This new evidence pointing “without any reasonable doubt,” to the hazards of acetaminophen for brain development in babies and children does not stand alone.
Earlier this year, Parker’s team published a peer-reviewed formal proof in another prestigious pediatric journal that demonstrated that acetaminophen was never shown to be safe for babies and children in the first place.
Given all of this, parents are left with a seemingly difficult choice. How should we treat pain and fevers in our children?
The good news is that this dangerous drug is not necessary. There are many natural remedies and safer alternatives for everything from teething pain to fevers, as I explain in this 2017 article, “Tylenol Alternatives: Better Safer Remedies.”
It's also important for parents to understand that the vast majority of fevers are not dangerous and may be beneficial. Letting the fever burn while helping your child be more comfortable should be a parent’s primary objective while caring for a sick child.

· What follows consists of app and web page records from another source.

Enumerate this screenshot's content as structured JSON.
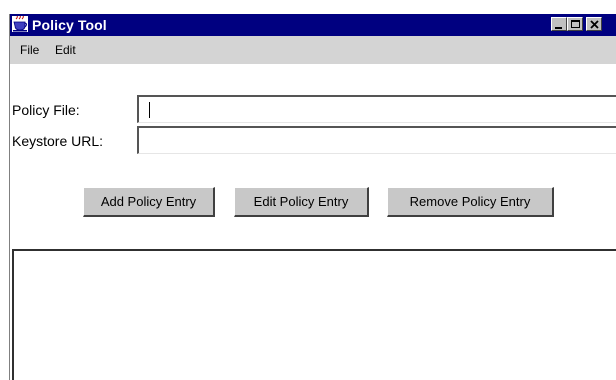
{
  "window": {
    "title": "Policy Tool",
    "icon": "java-app-icon",
    "controls": [
      "minimize-icon",
      "maximize-icon",
      "close-icon"
    ]
  },
  "menubar": {
    "items": [
      {
        "label": "File"
      },
      {
        "label": "Edit"
      }
    ]
  },
  "form": {
    "policy_file": {
      "label": "Policy File:",
      "value": ""
    },
    "keystore_url": {
      "label": "Keystore URL:",
      "value": ""
    }
  },
  "buttons": {
    "add": "Add Policy Entry",
    "edit": "Edit Policy Entry",
    "remove": "Remove Policy Entry"
  },
  "policy_list": {
    "entries": []
  },
  "colors": {
    "titlebar": "#000080",
    "menubar": "#d4d4d4",
    "button_face": "#c8c8c8",
    "background": "#ffffff"
  }
}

William Parker left Duke University and now runs a non-profit research lab. Both he and Dr. Stephen Schultz abandoned established careers for something more important: ending the autism epidemic.
Tylenol should be taken off the market for pediatric use. At the very least, given the growing body of scientific evidence that shows it is not safe for developing brains, there should be black warnings on every bottle.
Until then, parents must be savvy about Tylenol. It’s not safe. It doesn’t belong on your cabinet shelf or in your baby’s body. The safest place for baby Tylenol is in the trash.
Tylenol: Better, Safer Remedies
Tylenol During Pregnancy